» **Aim of the task**
Copy out each line of the data that holds the string "your".

» **Data supplied**
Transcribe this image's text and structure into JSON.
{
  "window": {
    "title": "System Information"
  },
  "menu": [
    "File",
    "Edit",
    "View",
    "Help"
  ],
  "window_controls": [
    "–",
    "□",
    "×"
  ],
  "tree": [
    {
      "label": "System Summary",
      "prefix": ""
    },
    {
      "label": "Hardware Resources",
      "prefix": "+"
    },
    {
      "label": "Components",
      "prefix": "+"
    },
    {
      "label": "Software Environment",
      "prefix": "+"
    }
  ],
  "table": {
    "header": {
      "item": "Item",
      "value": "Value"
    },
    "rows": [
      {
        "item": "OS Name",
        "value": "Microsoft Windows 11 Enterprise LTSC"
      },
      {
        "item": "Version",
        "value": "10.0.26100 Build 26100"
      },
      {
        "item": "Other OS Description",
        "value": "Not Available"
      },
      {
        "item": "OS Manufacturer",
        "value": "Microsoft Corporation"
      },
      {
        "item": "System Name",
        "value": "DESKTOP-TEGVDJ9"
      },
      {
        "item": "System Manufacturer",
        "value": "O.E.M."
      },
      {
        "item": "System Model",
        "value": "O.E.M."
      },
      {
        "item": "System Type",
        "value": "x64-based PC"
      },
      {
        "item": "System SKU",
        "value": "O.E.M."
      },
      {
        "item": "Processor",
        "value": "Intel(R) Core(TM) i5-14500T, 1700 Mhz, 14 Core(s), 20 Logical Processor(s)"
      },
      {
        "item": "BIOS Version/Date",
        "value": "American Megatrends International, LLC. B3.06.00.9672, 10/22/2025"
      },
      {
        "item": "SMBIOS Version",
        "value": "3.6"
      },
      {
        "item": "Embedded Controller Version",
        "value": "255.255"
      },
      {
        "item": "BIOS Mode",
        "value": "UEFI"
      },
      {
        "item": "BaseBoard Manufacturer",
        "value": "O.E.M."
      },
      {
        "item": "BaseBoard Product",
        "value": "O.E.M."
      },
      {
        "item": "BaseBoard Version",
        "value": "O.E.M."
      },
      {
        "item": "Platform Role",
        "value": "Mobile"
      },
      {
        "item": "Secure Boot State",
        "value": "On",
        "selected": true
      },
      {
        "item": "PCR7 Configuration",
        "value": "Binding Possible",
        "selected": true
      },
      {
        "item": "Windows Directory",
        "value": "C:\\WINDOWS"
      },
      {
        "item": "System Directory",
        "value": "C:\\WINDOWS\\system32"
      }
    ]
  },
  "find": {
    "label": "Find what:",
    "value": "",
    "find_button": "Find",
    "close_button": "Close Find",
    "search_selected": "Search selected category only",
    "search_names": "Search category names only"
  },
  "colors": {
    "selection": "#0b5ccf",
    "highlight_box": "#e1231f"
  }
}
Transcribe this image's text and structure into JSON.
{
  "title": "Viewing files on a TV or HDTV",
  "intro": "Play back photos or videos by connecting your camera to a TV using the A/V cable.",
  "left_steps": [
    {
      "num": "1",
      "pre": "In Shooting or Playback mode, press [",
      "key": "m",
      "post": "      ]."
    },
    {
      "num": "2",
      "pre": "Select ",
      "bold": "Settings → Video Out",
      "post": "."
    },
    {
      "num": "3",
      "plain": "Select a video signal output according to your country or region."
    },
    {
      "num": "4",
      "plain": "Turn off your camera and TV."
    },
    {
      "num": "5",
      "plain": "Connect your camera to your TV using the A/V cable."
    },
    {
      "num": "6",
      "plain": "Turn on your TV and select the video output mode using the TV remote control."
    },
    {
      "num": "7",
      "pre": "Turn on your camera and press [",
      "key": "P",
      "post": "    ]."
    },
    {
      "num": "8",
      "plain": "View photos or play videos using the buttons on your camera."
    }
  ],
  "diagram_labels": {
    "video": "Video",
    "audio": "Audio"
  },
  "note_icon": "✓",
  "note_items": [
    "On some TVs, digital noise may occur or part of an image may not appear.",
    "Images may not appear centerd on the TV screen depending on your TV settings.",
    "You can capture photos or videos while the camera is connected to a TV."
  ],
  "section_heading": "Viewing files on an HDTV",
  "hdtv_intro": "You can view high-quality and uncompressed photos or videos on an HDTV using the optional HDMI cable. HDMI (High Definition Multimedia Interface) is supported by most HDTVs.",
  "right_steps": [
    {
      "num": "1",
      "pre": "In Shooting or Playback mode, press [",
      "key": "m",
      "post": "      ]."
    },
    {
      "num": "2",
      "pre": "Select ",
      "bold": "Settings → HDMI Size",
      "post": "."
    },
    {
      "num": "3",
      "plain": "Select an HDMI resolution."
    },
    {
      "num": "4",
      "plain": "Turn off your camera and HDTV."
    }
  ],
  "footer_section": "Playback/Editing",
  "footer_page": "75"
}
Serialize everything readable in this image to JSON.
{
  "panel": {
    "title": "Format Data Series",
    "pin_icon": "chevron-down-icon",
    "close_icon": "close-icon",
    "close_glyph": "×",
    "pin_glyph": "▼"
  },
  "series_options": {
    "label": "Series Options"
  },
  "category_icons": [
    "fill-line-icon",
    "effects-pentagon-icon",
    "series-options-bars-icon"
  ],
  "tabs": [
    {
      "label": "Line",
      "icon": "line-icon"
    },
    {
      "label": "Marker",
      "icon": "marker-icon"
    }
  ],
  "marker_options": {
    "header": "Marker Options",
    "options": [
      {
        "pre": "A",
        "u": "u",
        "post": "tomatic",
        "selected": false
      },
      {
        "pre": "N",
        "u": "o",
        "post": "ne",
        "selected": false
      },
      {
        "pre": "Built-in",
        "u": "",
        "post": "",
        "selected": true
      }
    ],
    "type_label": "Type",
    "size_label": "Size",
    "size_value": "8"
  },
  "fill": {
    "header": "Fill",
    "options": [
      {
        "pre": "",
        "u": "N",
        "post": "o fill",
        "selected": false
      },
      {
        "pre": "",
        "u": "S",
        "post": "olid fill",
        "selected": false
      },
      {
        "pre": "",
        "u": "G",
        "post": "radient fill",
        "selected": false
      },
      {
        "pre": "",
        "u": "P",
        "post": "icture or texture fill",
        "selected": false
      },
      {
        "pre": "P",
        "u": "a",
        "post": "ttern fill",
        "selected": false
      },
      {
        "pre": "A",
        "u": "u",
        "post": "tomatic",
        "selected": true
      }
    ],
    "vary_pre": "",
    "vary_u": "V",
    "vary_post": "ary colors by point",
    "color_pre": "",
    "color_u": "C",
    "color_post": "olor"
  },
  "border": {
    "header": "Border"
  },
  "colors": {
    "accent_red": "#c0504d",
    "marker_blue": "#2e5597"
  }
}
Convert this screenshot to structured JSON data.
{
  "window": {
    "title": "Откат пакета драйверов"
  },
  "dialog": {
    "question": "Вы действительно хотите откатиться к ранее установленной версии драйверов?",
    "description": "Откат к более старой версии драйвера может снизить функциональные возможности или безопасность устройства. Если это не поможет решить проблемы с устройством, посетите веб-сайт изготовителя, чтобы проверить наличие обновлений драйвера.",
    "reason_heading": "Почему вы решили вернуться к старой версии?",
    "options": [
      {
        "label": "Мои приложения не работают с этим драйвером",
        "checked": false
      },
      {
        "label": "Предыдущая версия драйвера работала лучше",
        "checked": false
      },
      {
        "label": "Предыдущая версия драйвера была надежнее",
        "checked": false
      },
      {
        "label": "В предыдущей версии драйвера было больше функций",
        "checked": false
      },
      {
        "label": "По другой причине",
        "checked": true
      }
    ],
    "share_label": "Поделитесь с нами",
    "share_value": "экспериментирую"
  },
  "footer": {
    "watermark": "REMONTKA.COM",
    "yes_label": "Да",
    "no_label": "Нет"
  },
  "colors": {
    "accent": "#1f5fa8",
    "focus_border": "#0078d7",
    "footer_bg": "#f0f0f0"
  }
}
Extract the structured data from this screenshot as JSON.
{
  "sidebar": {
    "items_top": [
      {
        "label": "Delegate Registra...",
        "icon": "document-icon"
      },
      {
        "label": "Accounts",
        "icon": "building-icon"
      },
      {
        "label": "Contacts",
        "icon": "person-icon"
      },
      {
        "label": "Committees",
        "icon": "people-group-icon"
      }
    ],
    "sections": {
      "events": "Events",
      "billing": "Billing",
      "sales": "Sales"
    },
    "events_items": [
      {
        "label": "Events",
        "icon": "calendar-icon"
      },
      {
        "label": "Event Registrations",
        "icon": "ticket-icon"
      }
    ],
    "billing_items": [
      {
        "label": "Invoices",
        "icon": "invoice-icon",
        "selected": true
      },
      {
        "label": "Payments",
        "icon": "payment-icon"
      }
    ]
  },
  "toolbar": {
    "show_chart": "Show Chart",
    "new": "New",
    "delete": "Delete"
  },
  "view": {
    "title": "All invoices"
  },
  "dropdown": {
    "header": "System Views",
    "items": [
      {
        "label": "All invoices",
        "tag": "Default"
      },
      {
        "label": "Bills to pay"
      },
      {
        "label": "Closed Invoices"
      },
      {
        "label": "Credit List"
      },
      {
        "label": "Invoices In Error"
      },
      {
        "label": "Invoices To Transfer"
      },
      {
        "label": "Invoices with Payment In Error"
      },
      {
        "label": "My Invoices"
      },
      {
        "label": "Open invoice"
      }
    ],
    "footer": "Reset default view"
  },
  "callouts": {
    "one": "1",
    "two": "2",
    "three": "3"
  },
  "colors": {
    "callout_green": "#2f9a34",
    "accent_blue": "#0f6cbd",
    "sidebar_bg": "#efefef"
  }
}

» **Expected output**
  "intro": "Play back photos or videos by connecting your camera to a TV using the A/V cable.",
      "plain": "Select a video signal output according to your country or region."
      "plain": "Turn off your camera and TV."
      "plain": "Connect your camera to your TV using the A/V cable."
      "plain": "Turn on your TV and select the video output mode using the TV remote control."
      "pre": "Turn on your camera and press [",
      "plain": "View photos or play videos using the buttons on your camera."
    "Images may not appear centerd on the TV screen depending on your TV settings.",
      "plain": "Turn off your camera and HDTV."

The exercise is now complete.